The number of laboratory-documented outbreaks also appeared to be related to the onset of COVID-19 measures. Significantly lower numbers of outbreaks in several types of facilities were documented in 2020 as compared with previous seasons. In addition, the number of outbreaks reported in each facility was found to be significantly less between weeks 13 and 18 than in the previously reported time periods. These findings correspond to the approximate dates at which key closures or restrictions were implemented by various levels of government (Fig. 4). For example, the closure of public schools in the province of Ontario and the restrictions imposed on visiting seniors in long-term care facilities in two provinces, Ontario and Quebec, align with decreased documented influenza outbreaks in those particular settings. While the exact effect of social distancing measures on influenza outbreaks is difficult to quantify, it would be useful to have a better understanding about how human behaviours could be modified to more effectively protect those who are vulnerable.

This study is not without limitations. First, Canada’s geography makes it difficult to conduct influenza surveillance, as the timing and burden of influenza activity differ considerably across the country (Public Health Agency of Canada, 2019a, b). Health ministries and hospitals that participate in FluWatch vary in the information collected and recorded and the heterogeneity in flu surveillance data presents challenges to having a comprehensive and representative dataset for analysis. Furthermore, FluWatch data are not disaggregated by sex and age, which limits our analyses to generalizations across the population, although there may have been quite different results within population groups. High variability between annual influenza seasons makes comparison difficult. We endeavoured to overcome this limitation by performing the comparison across several influenza seasons, and incorporate weeks 41 to 6 into our analysis, before the first COVID-19 case diagnosed in Canada (Marchand-Senécal et al., 2020). Additionally, many people with mild to moderate illnesses or ILI may have avoided clinics, thus limiting the number of influenza tests ordered and documented. This would have been especially true during the first peak of the COVID-19 pandemic when Canadians were strongly encouraged to self-isolate and remain socially distant.

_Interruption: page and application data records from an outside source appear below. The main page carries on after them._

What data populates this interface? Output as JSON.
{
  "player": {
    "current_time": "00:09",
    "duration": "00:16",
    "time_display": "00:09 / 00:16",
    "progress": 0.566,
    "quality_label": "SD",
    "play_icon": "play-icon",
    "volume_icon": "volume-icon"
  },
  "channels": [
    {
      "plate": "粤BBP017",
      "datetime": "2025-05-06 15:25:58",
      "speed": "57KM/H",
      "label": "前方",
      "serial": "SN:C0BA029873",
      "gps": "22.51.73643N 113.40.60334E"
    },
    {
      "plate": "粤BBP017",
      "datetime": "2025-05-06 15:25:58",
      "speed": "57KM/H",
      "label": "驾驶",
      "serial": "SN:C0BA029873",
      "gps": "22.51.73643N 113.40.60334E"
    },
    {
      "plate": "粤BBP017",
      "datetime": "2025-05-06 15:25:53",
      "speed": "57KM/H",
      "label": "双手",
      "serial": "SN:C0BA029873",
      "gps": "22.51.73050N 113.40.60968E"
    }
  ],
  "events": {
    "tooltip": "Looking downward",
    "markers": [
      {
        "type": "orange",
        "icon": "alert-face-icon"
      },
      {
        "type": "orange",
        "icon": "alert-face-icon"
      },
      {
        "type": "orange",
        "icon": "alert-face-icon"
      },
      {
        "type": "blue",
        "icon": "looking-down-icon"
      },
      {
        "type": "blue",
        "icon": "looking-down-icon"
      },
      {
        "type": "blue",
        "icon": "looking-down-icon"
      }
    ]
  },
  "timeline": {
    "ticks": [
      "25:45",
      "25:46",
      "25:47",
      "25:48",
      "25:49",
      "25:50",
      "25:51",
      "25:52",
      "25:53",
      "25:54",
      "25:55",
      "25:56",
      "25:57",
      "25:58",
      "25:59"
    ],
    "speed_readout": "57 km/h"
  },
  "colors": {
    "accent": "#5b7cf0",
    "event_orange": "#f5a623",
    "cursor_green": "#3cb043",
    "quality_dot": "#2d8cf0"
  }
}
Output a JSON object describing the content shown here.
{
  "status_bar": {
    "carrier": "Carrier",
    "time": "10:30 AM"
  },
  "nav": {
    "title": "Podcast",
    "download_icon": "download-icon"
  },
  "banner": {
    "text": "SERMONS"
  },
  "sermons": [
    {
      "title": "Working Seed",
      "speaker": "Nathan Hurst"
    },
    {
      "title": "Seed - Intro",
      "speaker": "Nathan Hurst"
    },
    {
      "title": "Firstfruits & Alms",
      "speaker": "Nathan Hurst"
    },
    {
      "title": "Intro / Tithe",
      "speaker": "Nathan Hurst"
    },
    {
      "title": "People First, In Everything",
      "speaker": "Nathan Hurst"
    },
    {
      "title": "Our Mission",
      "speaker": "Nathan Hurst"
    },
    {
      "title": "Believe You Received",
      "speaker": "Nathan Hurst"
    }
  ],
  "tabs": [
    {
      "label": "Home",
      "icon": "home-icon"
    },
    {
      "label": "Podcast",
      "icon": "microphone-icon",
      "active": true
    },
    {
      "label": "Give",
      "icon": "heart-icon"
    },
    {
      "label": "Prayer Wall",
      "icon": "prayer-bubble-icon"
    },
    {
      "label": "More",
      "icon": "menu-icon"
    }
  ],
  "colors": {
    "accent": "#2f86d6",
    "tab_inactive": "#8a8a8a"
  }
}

The measures and policies that were implemented in Canada to limit the spread of COVID-19 appear to have led to a corresponding decrease in the incidence of seasonal influenza virus. However, specific policies that were effective in controlling the pandemic, for example social gathering and travel restrictions, are unlikely to be implemented annually. In contrast, more simple behaviours related to social distancing, limited gathering sizes, and improving personal hygiene are still effective in controlling the spread of influenza and may also be more readily adopted (Chiu et al., 2020; Fong et al., 2020). Ultimately, further research will be necessary to determine how we can effectively use this information to inform policies and behaviours that lessen the burden of seasonal influenza for Canadians and upon our healthcare system.

Contributions to knowledge

What does this study add to existing knowledge?

  • This study aimed to study the effectiveness of specific policies and measures that were implemented to control the COVID-19 pandemic. The knowledge gained provides insight into specific behaviours that are effective in controlling the spread of influenza and serve as the basis for future research that helps us lessen the burden of seasonal influenza going forward.

    What are the key implications for public health interventions, practice or policy?

  • Key implications for public health policy that can be taken from this study suggest that relatively simple behaviours are effective at lessening the spread of influenza. Public health interventions endorsing personal hygiene or social distancing may serve as effective means by which we can reduce the spread of transmissible viruses in the future.